  10. 10. Market, Mobility and Women <ul><li>Globalisation induced mobility of women has posed new problems for women in the labour market. Hence, efforts at empowerment of women by 550 feminist economists who are functioning in 31 countries under the banner of International Association of Feminist Economics to provide DAWN (Development Alternatives with Women) gain tremendous importance in the contemporary context. </li></ul>
  11. 11. Gender Bias in Theories of Value, Distribution and Population <ul><li>Neoclassical analysis based on law of marginal utility in consumer analysis, marginal cost in the product pricing and marginal productivity have come under severe scrutiny. </li></ul><ul><li>In the area of home economics, Nobel Laureate Gary Backer’s model of ‘competing interests’ in distribution of resources in the households and higher ‘opportunity cost’ of men as ‘bread-earner’ and women as ‘home-maker’ is criticized by women’s studies scholars as sexist and statusquo-ist. </li></ul>
  12. 12. Cooperative Conflict <ul><li>Amartya Kumar Sen and Martha Nassbaum have put forward a concept of ‘cooperative conflict’ in the theory of distribution. </li></ul><ul><li>Feminist Reading of Economic Laws: Marginal Productivity Theory and Laws of Maximisation form basic tenets of Gender Economics. </li></ul><ul><li>The feminists economists also believe in engendering micro and macro economics. </li></ul>
  13. 13. Feminist Criticism of Conventional Indictors of Development <ul><li>Women in Development </li></ul><ul><li>Women and Development </li></ul><ul><li>Gender and Development </li></ul>Gender Empowerment Measures also include share in income, share in parliamentary seats and an index that includes share in administrative and managerial jobs and share in professional and technical posts
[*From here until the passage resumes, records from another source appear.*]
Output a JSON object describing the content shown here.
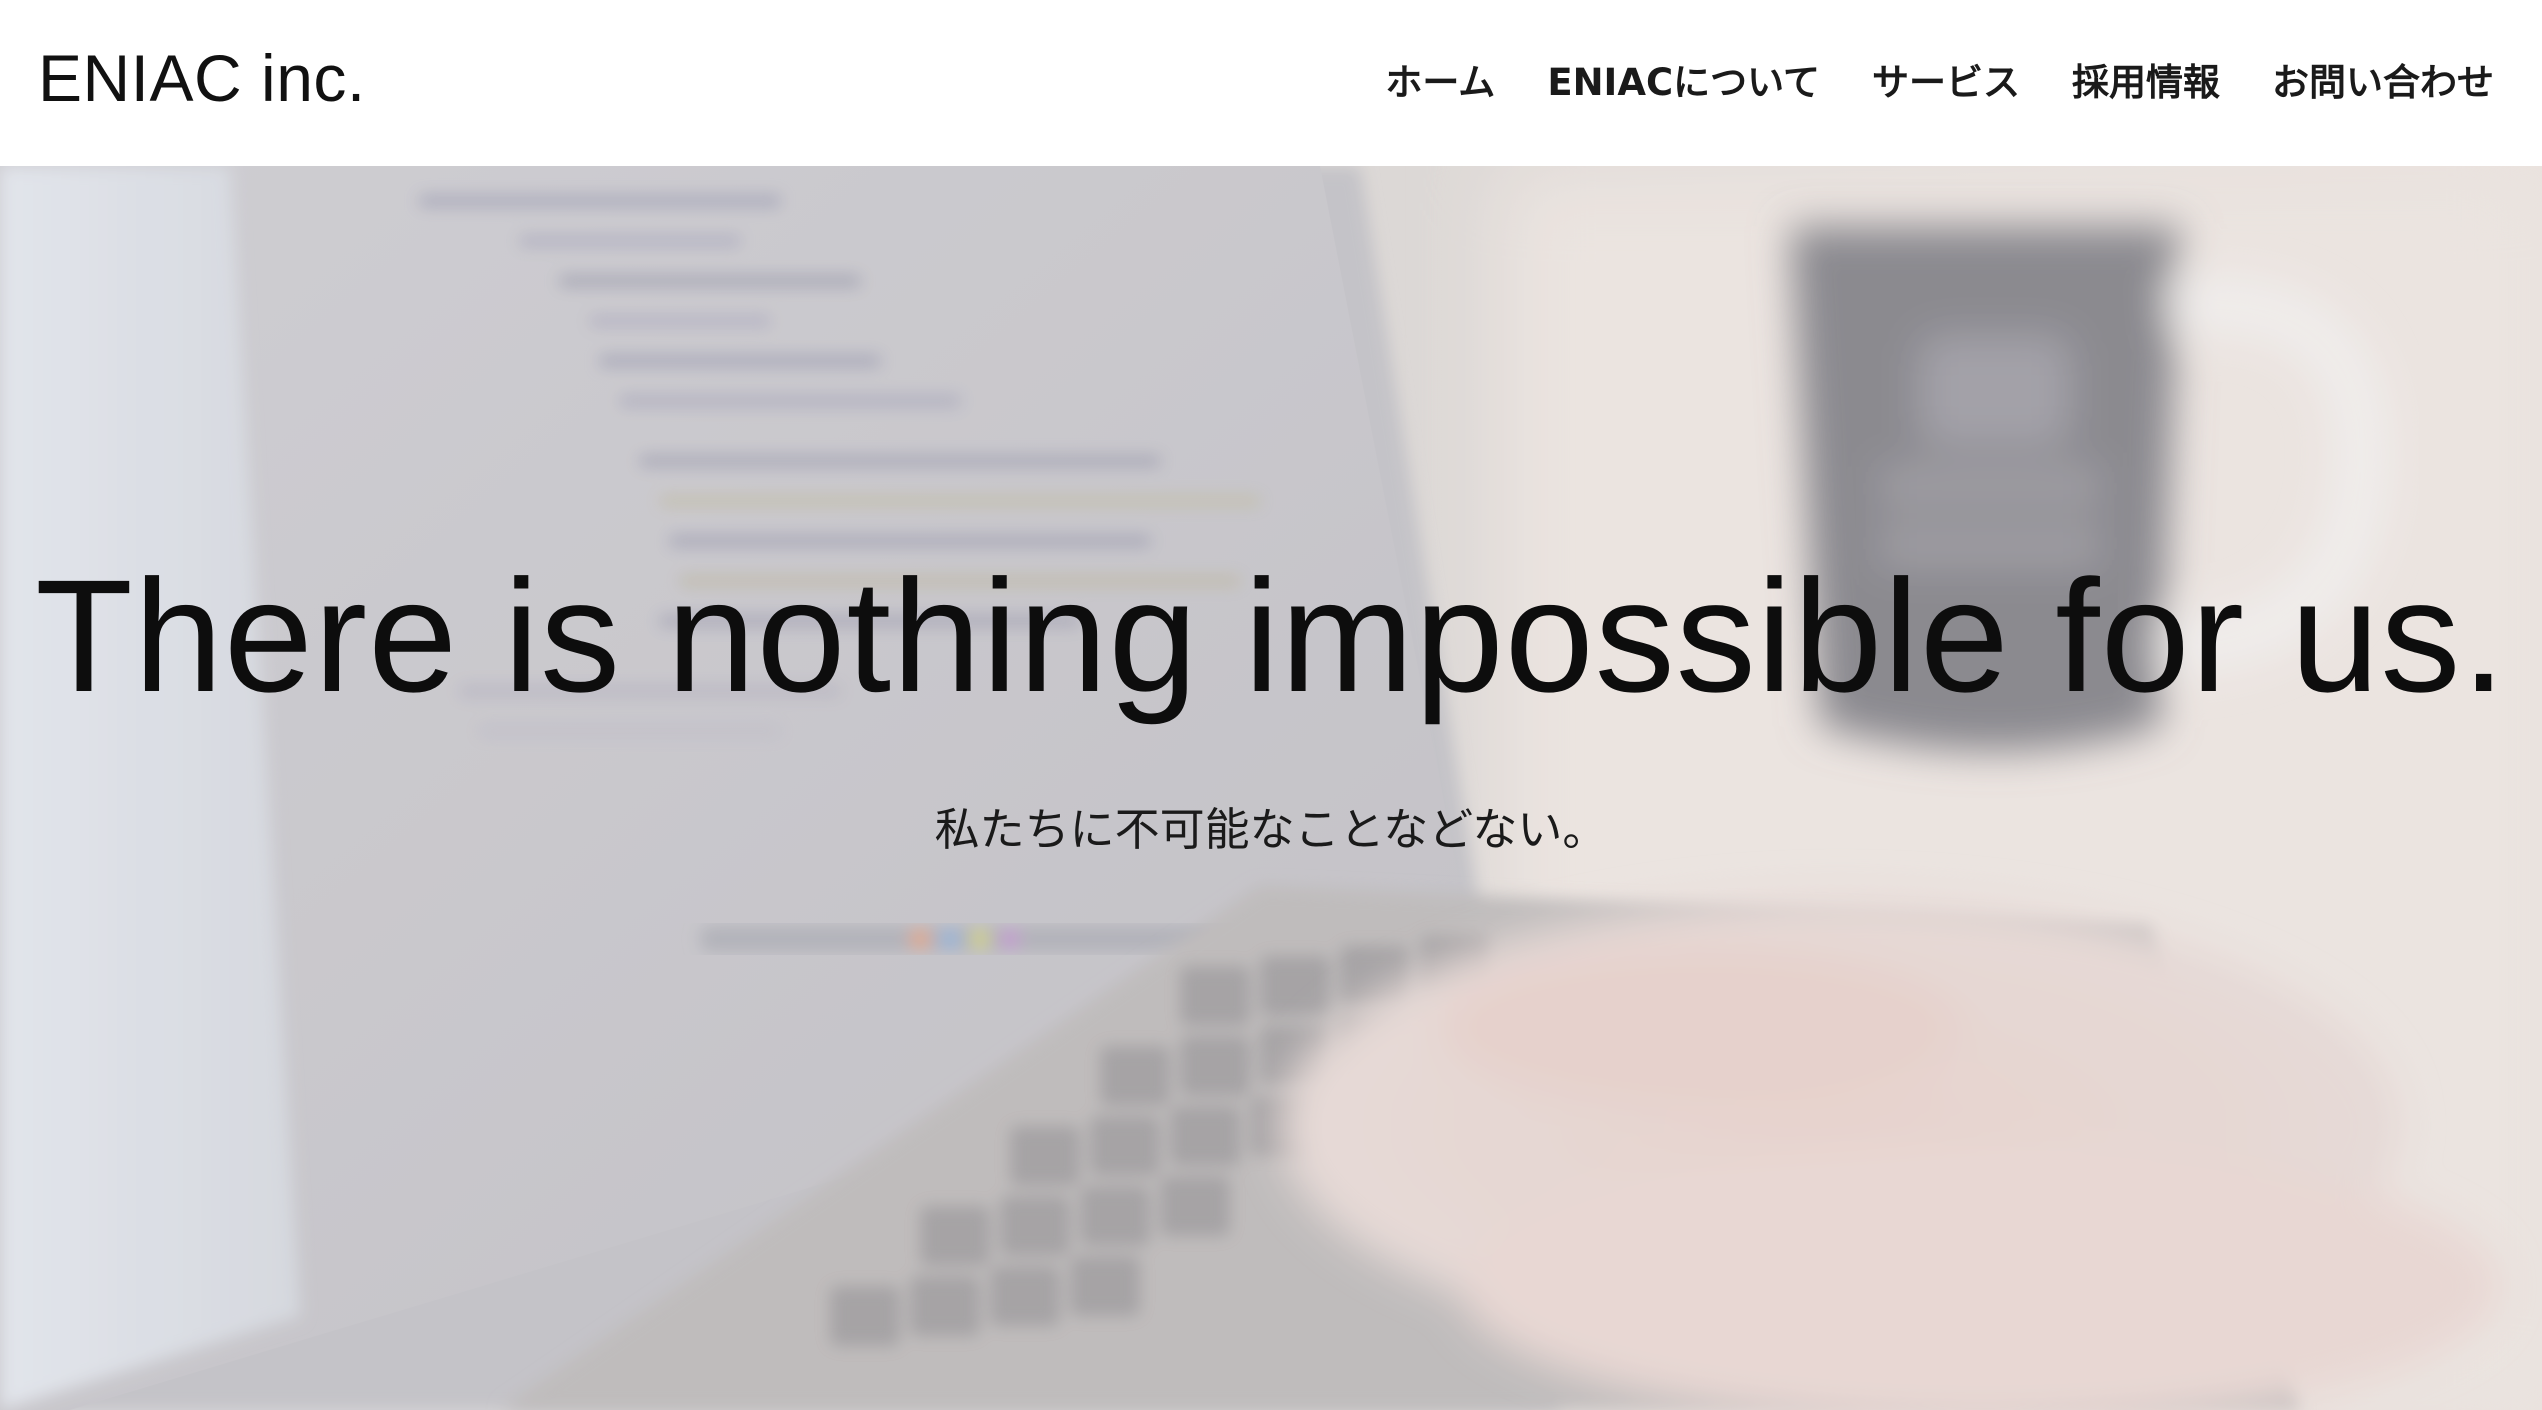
{
  "header": {
    "logo": "ENIAC inc.",
    "nav": [
      {
        "label": "ホーム"
      },
      {
        "label": "ENIACについて"
      },
      {
        "label": "サービス"
      },
      {
        "label": "採用情報"
      },
      {
        "label": "お問い合わせ"
      }
    ]
  },
  "hero": {
    "background_image": "blurred-laptop-code-coffee-photo",
    "title": "There is nothing impossible for us.",
    "subtitle": "私たちに不可能なことなどない。"
  }
}
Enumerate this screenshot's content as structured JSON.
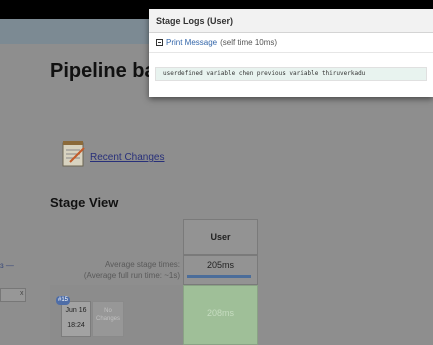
{
  "page": {
    "title": "Pipeline batch",
    "recent_changes": "Recent Changes",
    "stage_view_title": "Stage View"
  },
  "stage_view": {
    "column_header": "User",
    "avg_label_line1": "Average stage times:",
    "avg_label_line2": "(Average full run time: ~1s)",
    "avg_value": "205ms",
    "build": {
      "number": "#15",
      "date": "Jun 16",
      "time": "18:24",
      "changes": "No Changes",
      "stage_time": "208ms"
    }
  },
  "left_clip": {
    "fragment": "ɜ —",
    "close": "x"
  },
  "logs_popup": {
    "title": "Stage Logs (User)",
    "step_name": "Print Message",
    "step_meta": "(self time 10ms)",
    "output": "userdefined variable chen previous variable thiruverkadu"
  },
  "colors": {
    "success_cell": "#9fbf98",
    "avg_bar": "#4b6d9a",
    "link": "#3366aa"
  }
}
  14. 14. Visibility of women in statistics and data system <ul><li>we need an accurate data-base, area studies and time allocation studies, studies on energy expenditure and food consumption patterns among women of different communities, public utility services such as safe transport, public urinals, women's room in the office. </li></ul><ul><li>Gender economists have done pioneering work to understand demographic profile of women and sex-ratio. Formulation of gender aware data system on literacy, education level, employment and earnings, health and well-being helps proper planning and policy making for empowerment of women. </li></ul><ul><li>Inter -district, Inter-state and Cross country comparisions of women's empowerment are obtained from Gender related Development Index (GDI). </li></ul><ul><li>GDI owes its origin to its precursor, the HDI (Human Development Index), three main components of which are per capita income, educational attainment and life-expectancy which is a proxy for health attainment. </li></ul>
  15. 15. Neoclassical versus Institutional Approach <ul><li>Neoclassical approach of consumer’s rationality (Maximisation of utility) and producers’ rationality (Maximisation of profit) has come under massive attack from the women’s studies scholars as they find it ahistorical, simplistic and gender –neutral. </li></ul><ul><li>Its philosophy of Laissez Faire does not acknowledge the unequal power relations determined by colonialism, neo-colonialism and segmentation in the labour, factor and product markets based on caste, class, ethnicity, race, religion, age and gender. </li></ul><ul><li>As against this, institutional approach is found more realistic and hence appropriate as it takes into consideration historical, socio-cultural, geographical and political dynamics in economic analysis. </li></ul>
  16. 16. Thank you